Ralph Branca, a three-time All-Star pitcher for the Brooklyn Dodgers in the 1940s and ’50s who gave up “the shot heard ’round the world,” died Wednesday morning, according to his son-in-law, ex-Mets manager Bobby Valentine.
“One of the greatest guys to ever throw a pitch or sing a song is longer with us. Ralph Branca Passed this morning,” Valentine tweeted.
Branca, a Mount Vernon native, was 90.
“In his 91st year on Earth he left us with same dignity and grace that defined his everyday on earth,” Valentine tweeted. “He will be truly missed!!!”

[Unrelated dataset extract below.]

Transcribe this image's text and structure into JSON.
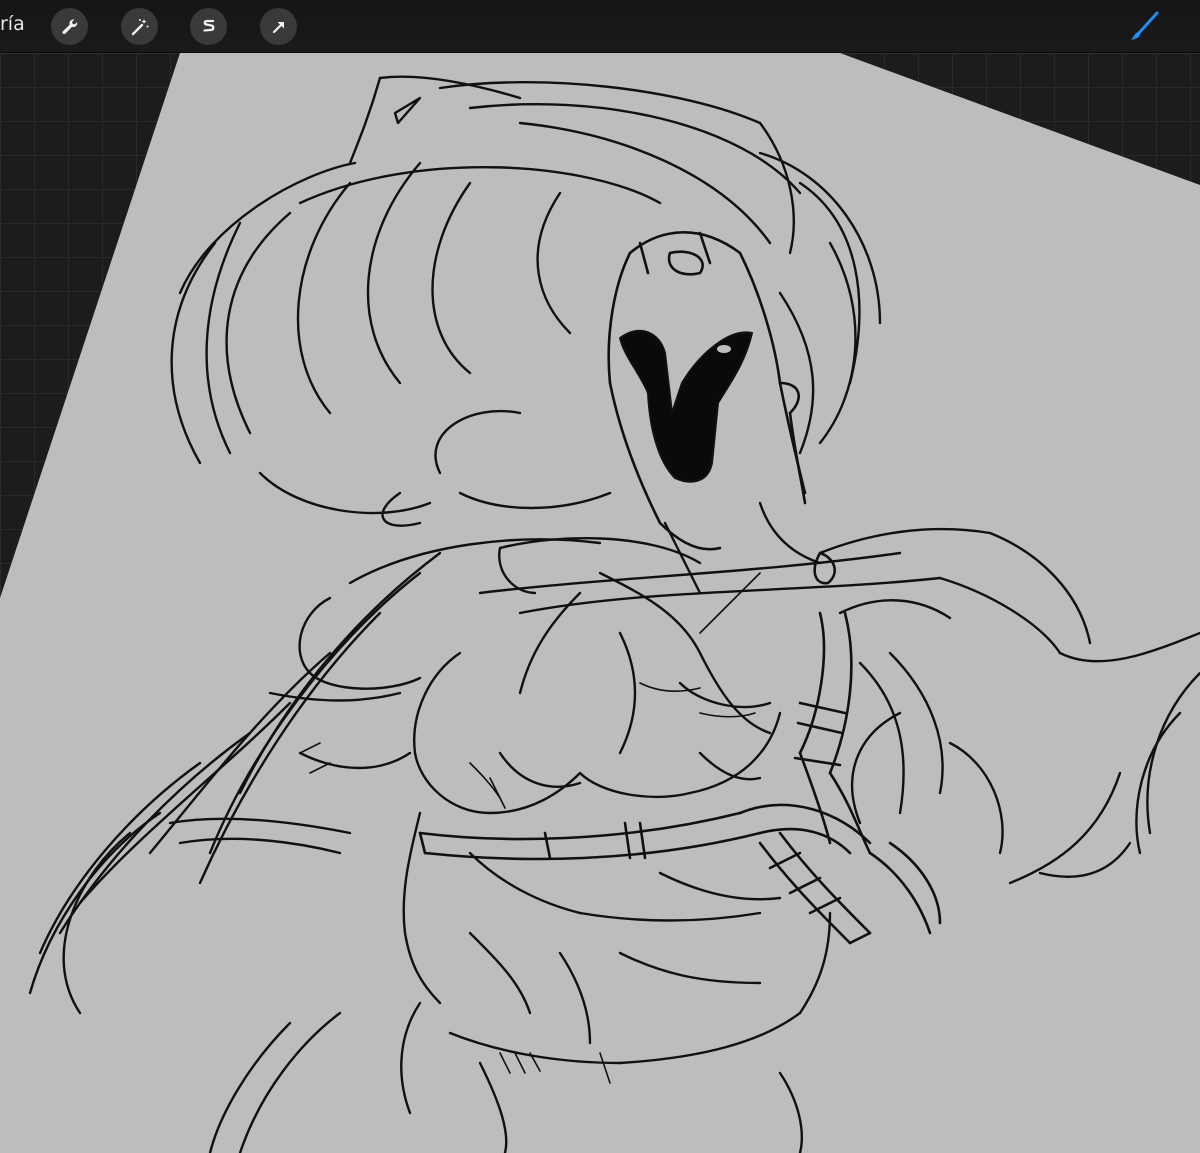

The righthanded pitcher was best known for a relief appearance in a one-game playoff against the New York Giants in 1951 when he allowed the famous home run to Bobby Thomson, sending the Giants to the World Series.
In his time with Brooklyn, Branca played beside Jackie Robinson, famously lining up beside him while other players refused on Opening Day 1947.
Branca pitched 11 seasons total with the Dodgers, Tigers and Yankees. He had a career record of 88-68, including a career-high 21 wins in 1947, and a career ERA of 3.79 with 829 strikeouts.